Sounds True: Arthur, not everyone is familiar with your Vocal Awareness system. What would you like to tell them about how it's different from other vocal training programs?
Arthur Samuel Joseph: First of all, Vocal Awareness represents a fundamental shift in how we view the human voice; it is truly about empowering ourselves as human beings. As far as I'm aware, it is the only comprehensive method that applies to all forms of vocal expression. It applies to the singing voice, from opera to folk singing. It applies to the speaking voice in all circumstances. For example, I've trained everyone from Fortune 500 company executives, to politicians, to performers and broadcast professionals, to ordinary people who simply want to communicate more effectively. It also helps people with vocal challenges such as stuttering or spasmodic dysphonia.

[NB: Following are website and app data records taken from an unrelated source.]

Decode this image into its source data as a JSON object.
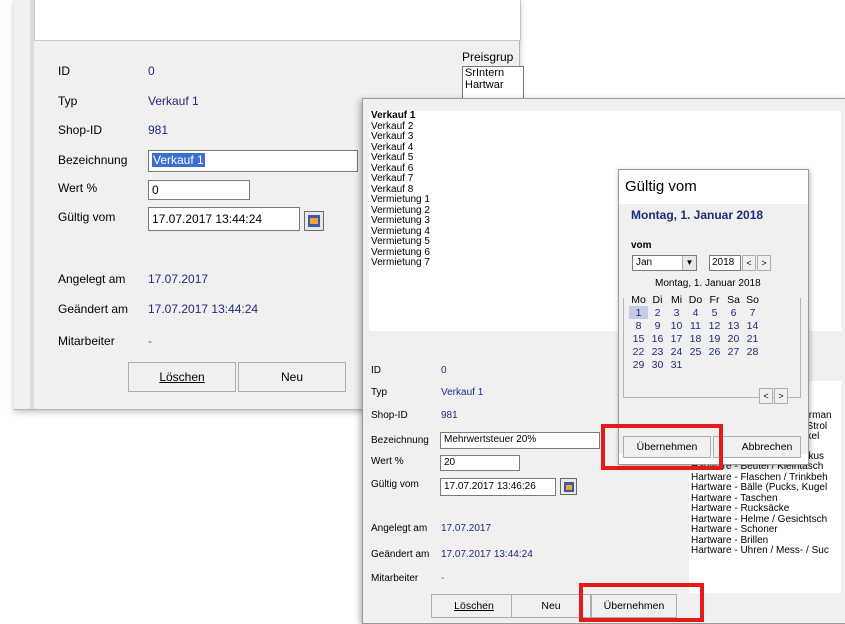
{
  "back_window": {
    "labels": {
      "id": "ID",
      "typ": "Typ",
      "shop_id": "Shop-ID",
      "bezeichnung": "Bezeichnung",
      "wert": "Wert %",
      "gueltig": "Gültig vom",
      "angelegt": "Angelegt am",
      "geaendert": "Geändert am",
      "mitarbeiter": "Mitarbeiter"
    },
    "values": {
      "id": "0",
      "typ": "Verkauf 1",
      "shop_id": "981",
      "bezeichnung": "Verkauf 1",
      "wert": "0",
      "gueltig": "17.07.2017 13:44:24",
      "angelegt": "17.07.2017",
      "geaendert": "17.07.2017 13:44:24",
      "mitarbeiter": "-"
    },
    "preisgruppe_label": "Preisgrup",
    "preisgruppe_items": [
      "SrIntern",
      "Hartwar"
    ],
    "buttons": {
      "loeschen": "Löschen",
      "neu": "Neu"
    }
  },
  "front_window": {
    "type_list": [
      "Verkauf 1",
      "Verkauf 2",
      "Verkauf 3",
      "Verkauf 4",
      "Verkauf 5",
      "Verkauf 6",
      "Verkauf 7",
      "Verkauf 8",
      "Vermietung 1",
      "Vermietung 2",
      "Vermietung 3",
      "Vermietung 4",
      "Vermietung 5",
      "Vermietung 6",
      "Vermietung 7"
    ],
    "labels": {
      "id": "ID",
      "typ": "Typ",
      "shop_id": "Shop-ID",
      "bezeichnung": "Bezeichnung",
      "wert": "Wert %",
      "gueltig": "Gültig vom",
      "angelegt": "Angelegt am",
      "geaendert": "Geändert am",
      "mitarbeiter": "Mitarbeiter"
    },
    "values": {
      "id": "0",
      "typ": "Verkauf 1",
      "shop_id": "981",
      "bezeichnung": "Mehrwertsteuer 20%",
      "wert": "20",
      "gueltig": "17.07.2017 13:46:26",
      "angelegt": "17.07.2017",
      "geaendert": "17.07.2017 13:44:24",
      "mitarbeiter": "-"
    },
    "buttons": {
      "loeschen": "Löschen",
      "neu": "Neu",
      "uebernehmen": "Übernehmen"
    },
    "right_list": [
      "Hartware - Beutel / Kleintasch",
      "Hartware - Flaschen / Trinkbeh",
      "Hartware - Bälle (Pucks, Kugel",
      "Hartware - Taschen",
      "Hartware - Rucksäcke",
      "Hartware - Helme / Gesichtsch",
      "Hartware - Schoner",
      "Hartware - Brillen",
      "Hartware - Uhren / Mess- / Suc"
    ],
    "right_list_partial": [
      "larman",
      "/ Strol",
      "nkel",
      "Batterien / Akkus"
    ]
  },
  "calendar_popup": {
    "title": "Gültig vom",
    "date_heading": "Montag, 1. Januar 2018",
    "vom_label": "vom",
    "month": "Jan",
    "year": "2018",
    "subheading": "Montag, 1. Januar 2018",
    "weekdays": [
      "Mo",
      "Di",
      "Mi",
      "Do",
      "Fr",
      "Sa",
      "So"
    ],
    "weeks": [
      [
        "1",
        "2",
        "3",
        "4",
        "5",
        "6",
        "7"
      ],
      [
        "8",
        "9",
        "10",
        "11",
        "12",
        "13",
        "14"
      ],
      [
        "15",
        "16",
        "17",
        "18",
        "19",
        "20",
        "21"
      ],
      [
        "22",
        "23",
        "24",
        "25",
        "26",
        "27",
        "28"
      ],
      [
        "29",
        "30",
        "31",
        "",
        "",
        "",
        ""
      ]
    ],
    "selected_day": "1",
    "nav_prev": "<",
    "nav_next": ">",
    "buttons": {
      "uebernehmen": "Übernehmen",
      "abbrechen": "Abbrechen"
    }
  }
}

What sets Vocal Awareness apart from all other systems, though, is its relationship to the persona—how we are perceived versus how we would like to be perceived. “Persona” is an ancient Greek word that can be translated as “through the sound.” So I try to help my students learn to use their voices to reflect who they truly are, which enhances how people perceive them. This instantly builds strength and self-confidence. As we integrate our voices into the amazing tapestry of who we're capable of being, we encounter the reality that the human voice is power. Through this work, we learn the skills we need to take ownership of our voice and ownership of our power.

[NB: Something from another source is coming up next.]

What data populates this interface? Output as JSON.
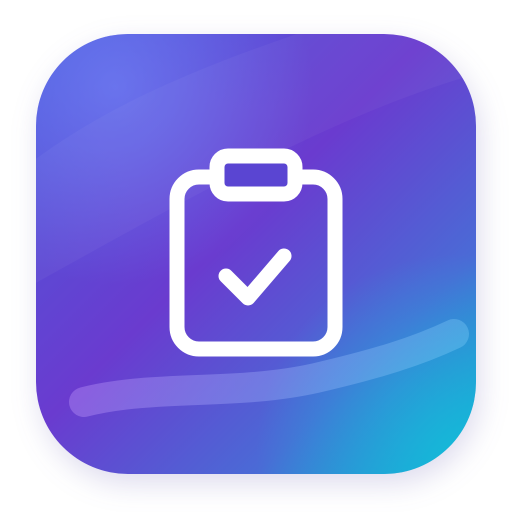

Sounds True: You've mentioned that when you hear a voice, you hear it in a special way; that you can hear everything about somebody in their voice.
Arthur Samuel Joseph: Hearing is a very visceral experience for me. I don't want this to sound ludicrous or arrogant in any way, but when I hear a voice what I hear is a life—the fullness of who you are. I get your emotional life. I feel your trauma. I genuinely know a great amount of the time if someone's been emotionally abused. I hear people's joy and I hear their fear.

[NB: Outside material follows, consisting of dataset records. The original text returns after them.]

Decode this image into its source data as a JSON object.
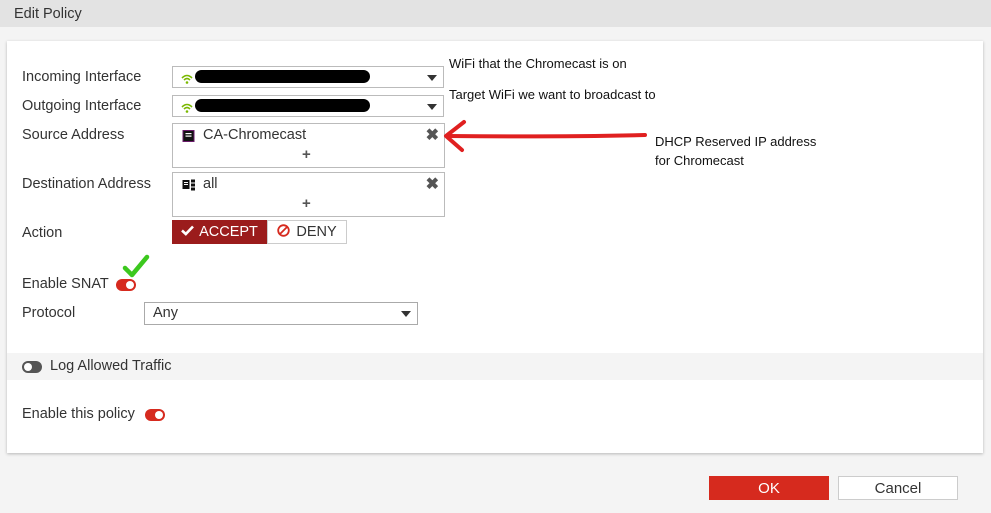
{
  "header": {
    "title": "Edit Policy"
  },
  "form": {
    "incoming_interface": {
      "label": "Incoming Interface",
      "icon": "wifi-icon",
      "value_redacted": true
    },
    "outgoing_interface": {
      "label": "Outgoing Interface",
      "icon": "wifi-icon",
      "value_redacted": true
    },
    "source_address": {
      "label": "Source Address",
      "items": [
        {
          "name": "CA-Chromecast",
          "icon": "address-icon"
        }
      ],
      "add": "+",
      "remove": "✖"
    },
    "destination_address": {
      "label": "Destination Address",
      "items": [
        {
          "name": "all",
          "icon": "address-group-icon"
        }
      ],
      "add": "+",
      "remove": "✖"
    },
    "action": {
      "label": "Action",
      "options": [
        "ACCEPT",
        "DENY"
      ],
      "selected": "ACCEPT"
    },
    "enable_snat": {
      "label": "Enable SNAT",
      "enabled": true
    },
    "protocol": {
      "label": "Protocol",
      "value": "Any"
    },
    "log_allowed_traffic": {
      "label": "Log Allowed Traffic",
      "enabled": false
    },
    "enable_policy": {
      "label": "Enable this policy",
      "enabled": true
    }
  },
  "annotations": {
    "incoming_note": "WiFi that the Chromecast is on",
    "outgoing_note": "Target WiFi we want to broadcast to",
    "source_note_line1": "DHCP Reserved IP address",
    "source_note_line2": "for Chromecast",
    "arrow_color": "#e02020",
    "check_color": "#3cc81e"
  },
  "footer": {
    "ok_label": "OK",
    "cancel_label": "Cancel"
  },
  "colors": {
    "accent": "#d62a1e",
    "accept_bg": "#9b1c1c",
    "wifi": "#7ab800"
  }
}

Sounds True: Why do you think people express so much trauma in their voices?
Arthur Samuel Joseph: I'll tell you a story. Last year I received a letter from a lady in New York—a holocaust survivor—who had read my book and heard my tapes. We ended up working together, and I warned her that this system could open up some feelings that could be very disturbing for her. And as we practiced these exercises over the months, she became aware of emotions that she'd kept locked away. But now she had a way to work with this difficult material, to channel it. You see, when you close down to keep out the pain, you also keep out the joy. Now she is a stronger person, happier with herself, and a better communicator at the same time. You can hear it in her voice. But she had to risk a lot, and work a lot, to get those results.
Sounds True: What is the relationship between these blocked emotions and our voices?
Arthur Samuel Joseph: Carl Jung referred to the vocal area as “the ring of fear.” To begin with, the most complex joint in the human body is the temporal mandibular joint. There are 56 moving parts in that one little joint area. Don't forget the human jaw area is capable of exerting 3,000 pounds of force per square inch. The tongue is the strongest muscle in the body in respect to its diameter. So it's not surprising that I see massive tongue and jaw tension, and the inability to speak clearly and naturally.
I strongly believe that all tension is fear-based. On the new video we demonstrate meticulous exercises, including conscious breathing, which we practice in an integrated way until we feel the impact it has on our voices and our lives. We experience how we have repressed a lot of emotion and fear, and how it is possible to release it. One of the principles of Vocal Awareness is that power develops out of freedom, freedom out of letting go, and letting go out of knowledge.
Sounds True: Are you surprised at the success of the Vocal Awareness system—not just with your high-profile students, but with ordinary people?
Arthur Samuel Joseph: Sociologists tell us that the greatest fear in our society is the fear of public speaking. Also, a new survey shows that if most people could change one thing about themselves, it would be to improve their singing voices. My work addresses both of these concerns.
I believe that, consciously or otherwise, we recognize that voice is power. We see it on television, we see it in advertising, we see it in politics; it's everywhere. Vocal Awareness gives people a natural and fun way to plug into the power of their own voices. It's really all about awareness of the various forces of your life, and living on your own terms—not someone else's.